What: Curtis Acosta, an educator from Tucson, AZ, will speak about the development of that state’s Mexican-American studies curriculum, its success with students, how and why it was found illegal, and the ongoing struggle for Mexican-American rights in Arizona. The title of this Common Hour event is “Banned Histories – Mexican-American Studies and the Struggle for Educational Justice in Arizona.”
When: Tuesday, October 2 from 12:15 p.m. to 1:30 p.m.
Where: Rittenberg Lounge in Mather Hall on the Trinity campus, 300 Summit Street.

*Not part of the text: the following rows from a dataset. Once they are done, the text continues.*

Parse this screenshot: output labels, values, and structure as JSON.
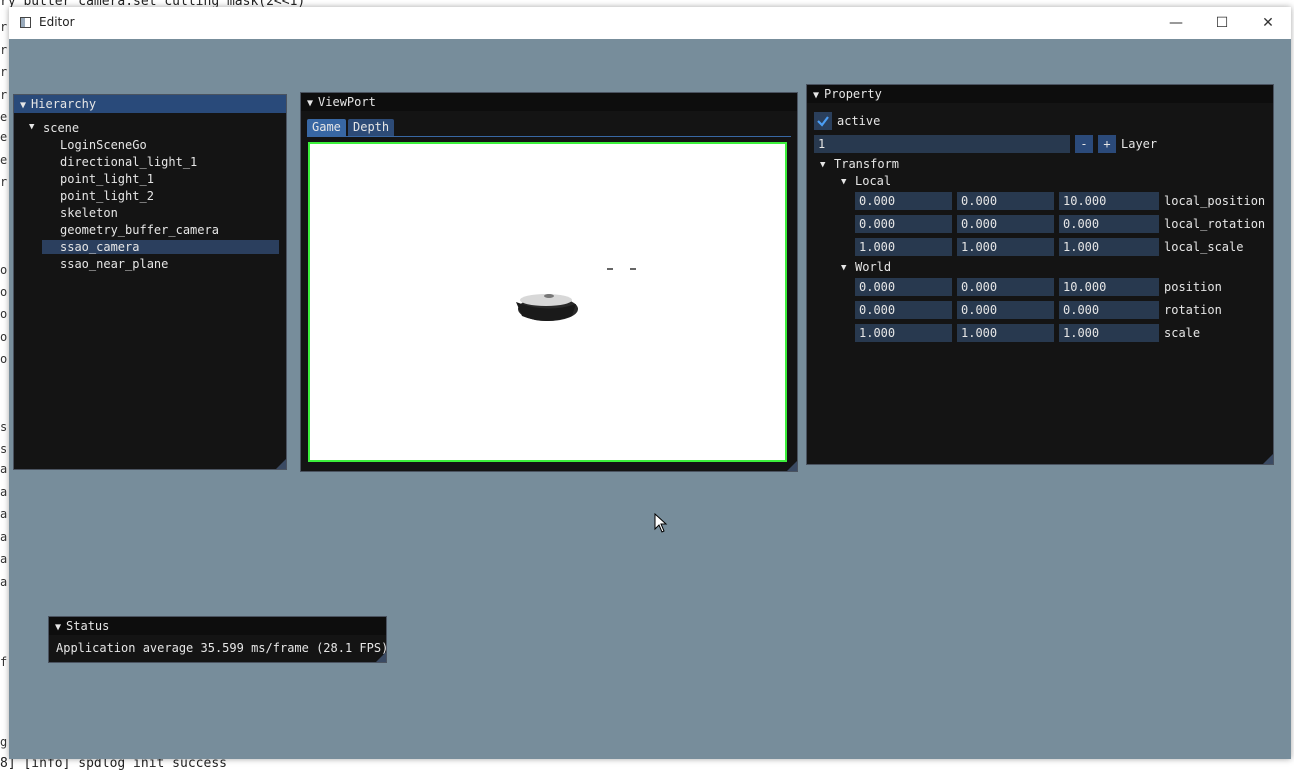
{
  "background": {
    "top_line": "ry_butter_camera:set_culling_mask(2<<1)",
    "bottom_line": "8] [info] spdlog init success",
    "left_fragments": [
      "r",
      "r",
      "r",
      "r",
      "e",
      "e",
      "e",
      "r",
      "o",
      "o",
      "o",
      "o",
      "o",
      "s",
      "s",
      "a",
      "a",
      "a",
      "a",
      "a",
      "a",
      "f",
      "g"
    ]
  },
  "window": {
    "title": "Editor",
    "controls": {
      "minimize": "—",
      "maximize": "☐",
      "close": "✕"
    }
  },
  "hierarchy": {
    "title": "Hierarchy",
    "root": "scene",
    "items": [
      "LoginSceneGo",
      "directional_light_1",
      "point_light_1",
      "point_light_2",
      "skeleton",
      "geometry_buffer_camera",
      "ssao_camera",
      "ssao_near_plane"
    ],
    "selected": "ssao_camera"
  },
  "viewport": {
    "title": "ViewPort",
    "tabs": [
      "Game",
      "Depth"
    ],
    "active_tab": "Game"
  },
  "property": {
    "title": "Property",
    "active_label": "active",
    "active_checked": true,
    "layer_value": "1",
    "layer_minus": "-",
    "layer_plus": "+",
    "layer_label": "Layer",
    "transform_label": "Transform",
    "local_label": "Local",
    "world_label": "World",
    "local_position": {
      "x": "0.000",
      "y": "0.000",
      "z": "10.000",
      "label": "local_position"
    },
    "local_rotation": {
      "x": "0.000",
      "y": "0.000",
      "z": "0.000",
      "label": "local_rotation"
    },
    "local_scale": {
      "x": "1.000",
      "y": "1.000",
      "z": "1.000",
      "label": "local_scale"
    },
    "position": {
      "x": "0.000",
      "y": "0.000",
      "z": "10.000",
      "label": "position"
    },
    "rotation": {
      "x": "0.000",
      "y": "0.000",
      "z": "0.000",
      "label": "rotation"
    },
    "scale": {
      "x": "1.000",
      "y": "1.000",
      "z": "1.000",
      "label": "scale"
    }
  },
  "status": {
    "title": "Status",
    "text": "Application average 35.599 ms/frame (28.1 FPS)"
  }
}
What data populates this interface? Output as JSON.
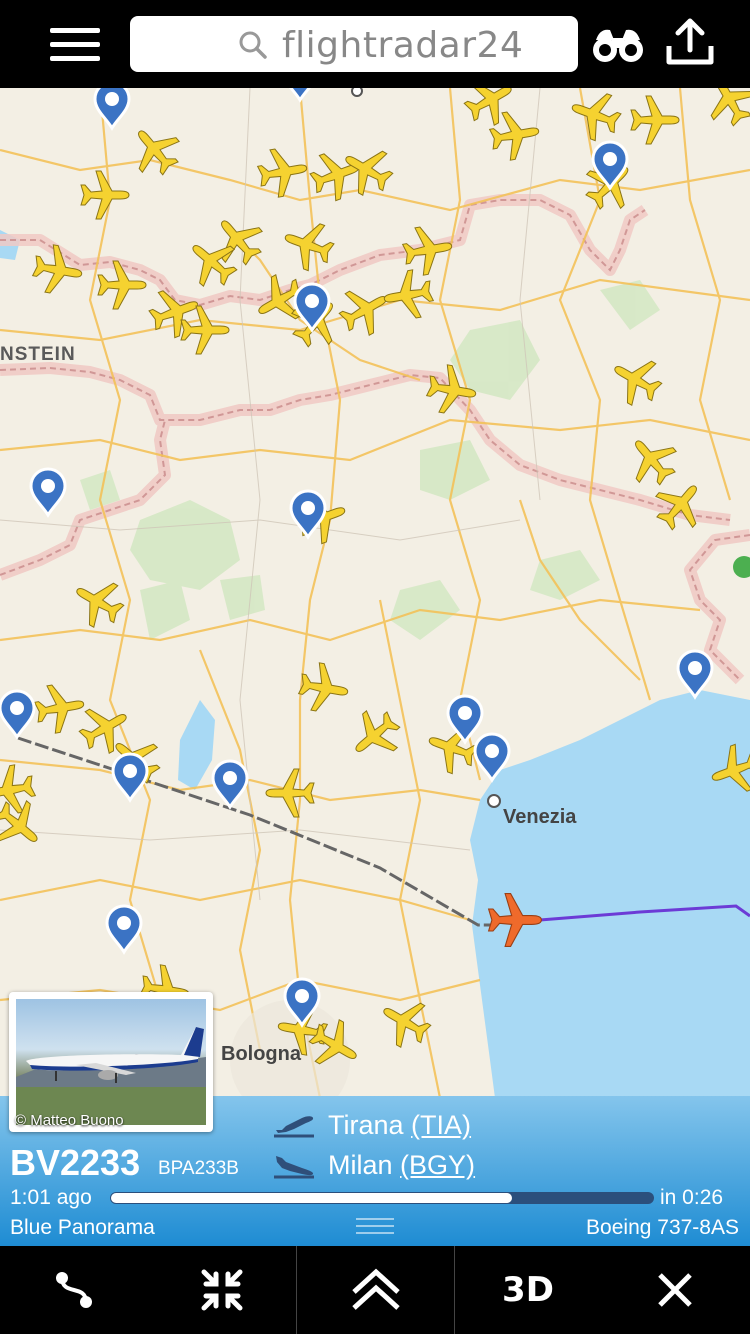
{
  "search": {
    "placeholder": "flightradar24"
  },
  "map": {
    "region_label": "NSTEIN",
    "cities": [
      {
        "name": "Venezia"
      },
      {
        "name": "Bologna"
      }
    ]
  },
  "flight": {
    "number": "BV2233",
    "registration": "BPA233B",
    "origin_city": "Tirana",
    "origin_code": "(TIA)",
    "destination_city": "Milan",
    "destination_code": "(BGY)",
    "elapsed": "1:01 ago",
    "remaining": "in 0:26",
    "progress": 0.74,
    "airline": "Blue Panorama",
    "aircraft": "Boeing 737-8AS",
    "photo_credit": "© Matteo Buono"
  },
  "toolbar": {
    "three_d_label": "3D"
  },
  "colors": {
    "selected_plane": "#ef6a2b",
    "plane": "#f5d230",
    "route_flown": "#6c3bd6",
    "route_planned": "#666666",
    "sea": "#a8d9f4",
    "pin": "#3b73c4"
  }
}
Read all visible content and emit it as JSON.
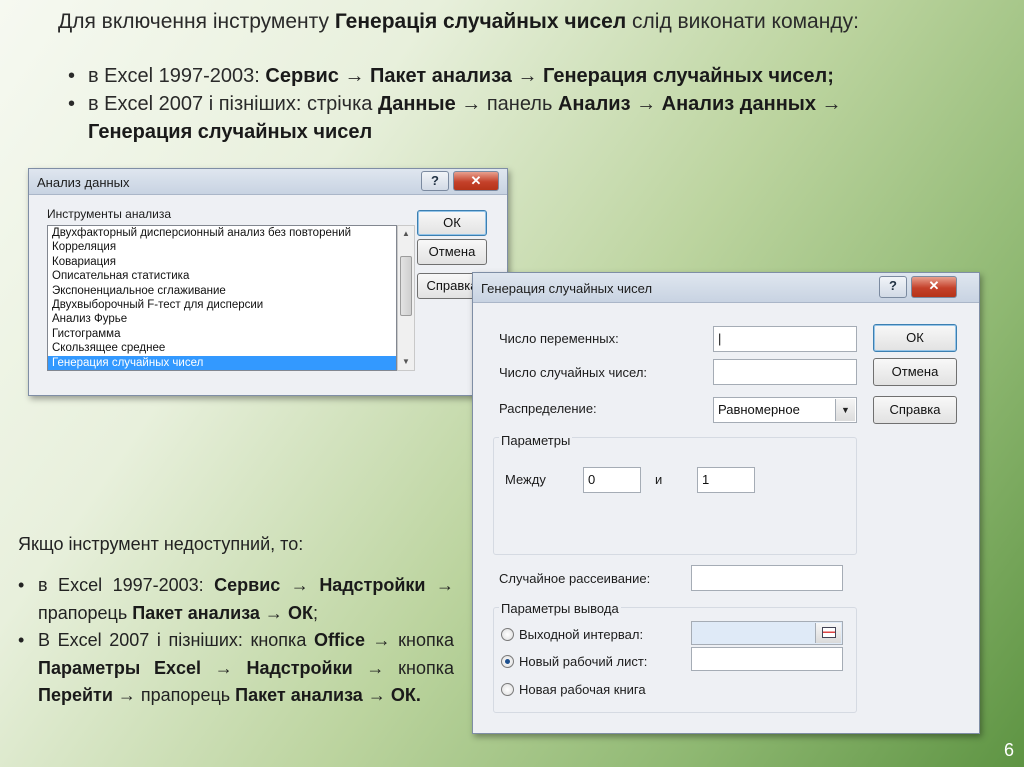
{
  "intro": {
    "pre": "Для включення інструменту ",
    "bold": "Генерація случайных чисел",
    "post": " слід виконати команду:"
  },
  "bullets": [
    {
      "pre": "в Excel 1997-2003: ",
      "b1": "Сервис",
      "a1": " → ",
      "b2": "Пакет анализа",
      "a2": " → ",
      "b3": "Генерация случайных чисел;"
    },
    {
      "pre": "в Excel 2007 і пізніших: стрічка ",
      "b1": "Данные",
      "a1": " → панель ",
      "b2": "Анализ",
      "a2": " → ",
      "b3": "Анализ данных",
      "a3": " →",
      "b4": "Генерация случайных чисел"
    }
  ],
  "dialog1": {
    "title": "Анализ данных",
    "help": "?",
    "close": "✕",
    "group_label": "Инструменты анализа",
    "items": [
      "Двухфакторный дисперсионный анализ без повторений",
      "Корреляция",
      "Ковариация",
      "Описательная статистика",
      "Экспоненциальное сглаживание",
      "Двухвыборочный F-тест для дисперсии",
      "Анализ Фурье",
      "Гистограмма",
      "Скользящее среднее",
      "Генерация случайных чисел"
    ],
    "selected_index": 9,
    "ok": "ОК",
    "cancel": "Отмена",
    "help_btn": "Справка"
  },
  "dialog2": {
    "title": "Генерация случайных чисел",
    "help": "?",
    "close": "✕",
    "num_vars_label": "Число переменных:",
    "num_vars_value": "|",
    "num_randoms_label": "Число случайных чисел:",
    "num_randoms_value": "",
    "distribution_label": "Распределение:",
    "distribution_value": "Равномерное",
    "params_label": "Параметры",
    "between_label": "Между",
    "between_from": "0",
    "and_label": "и",
    "between_to": "1",
    "seed_label": "Случайное рассеивание:",
    "seed_value": "",
    "output_label": "Параметры вывода",
    "out_range_label": "Выходной интервал:",
    "out_range_value": "",
    "new_sheet_label": "Новый рабочий лист:",
    "new_sheet_value": "",
    "new_book_label": "Новая рабочая книга",
    "selected_output": "new_sheet",
    "ok": "ОК",
    "cancel": "Отмена",
    "help_btn": "Справка"
  },
  "note": "Якщо інструмент недоступний, то:",
  "bullets2": [
    {
      "pre": "в Excel 1997-2003: ",
      "b1": "Сервис",
      "a1": " → ",
      "b2": "Надстройки",
      "a2": " → прапорець ",
      "b3": "Пакет анализа",
      "a3": " → ",
      "b4": "ОК",
      "a4": ";"
    },
    {
      "pre": "В Excel 2007 і пізніших: кнопка ",
      "b1": "Office",
      "a1": " → кнопка ",
      "b2": "Параметры Excel",
      "a2": " → ",
      "b3": "Надстройки",
      "a3": " → кнопка ",
      "b4": "Перейти",
      "a4": " → прапорець ",
      "b5": "Пакет анализа",
      "a5": " → ",
      "b6": "ОК."
    }
  ],
  "page_number": "6",
  "colors": {
    "selection": "#3399ff",
    "close_button": "#c4412a"
  }
}
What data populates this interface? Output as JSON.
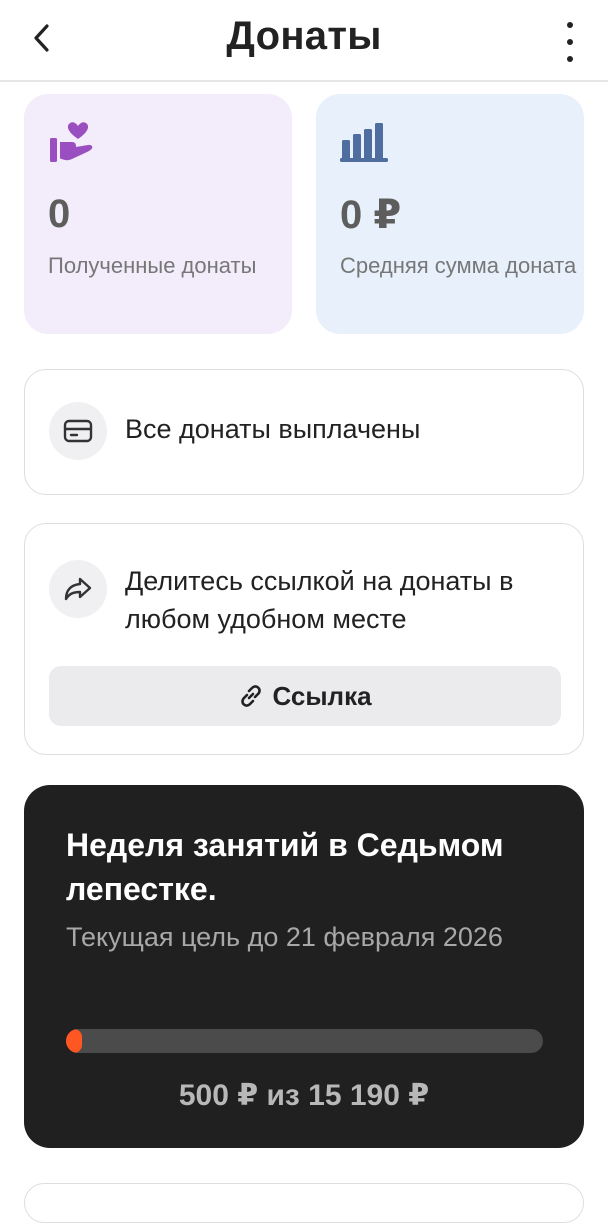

Background: In January of this year, the governing board of the Tucson Unified School District voted to terminate the popular and successful Mexican-American studies program under pressure from the Arizona State Superintendent of Instruction. Two weeks earlier, a judge had found the program in violation of a new state law banning classes designed for particular ethnic groups.
A high school teacher from the Tucson Unified School District who taught in the now-dismantled Mexican-American studies program, Acosta developed and taught Chican@/Latin@ Literature classes in the district. The program was the largest public school ethnic studies program in the nation before being eliminated. The classes were centered on student empowerment through critical pedagogy, as well as culturally responsive and socially relevant curriculum.
Acosta is also one of the filmmakers of Precious Knowledge, which will be screened in advance of his visit on Sunday, September 30 at 4 p.m. in Terrace Room B in Mather Hall.
For more information about Precious Knowledge, please visit: www.preciousknowledgefilm.com.
Acosta’s classes were the subject of multiple profiles by CNN, The New York Times and The Los Angeles Times, among others.
He received his B.A. from Willamette University in Salem, OR and his master’s degree in language, reading and culture from the University of Arizona in Tucson, where he is currently pursuing his Ph.D.
The event is co-sponsored by Educational Studies, American Studies, History, Multicultural Affairs, La Voz Latina, Sociology, Hispanic Studies, and Psychology, in honor of Hispanic Heritage Month.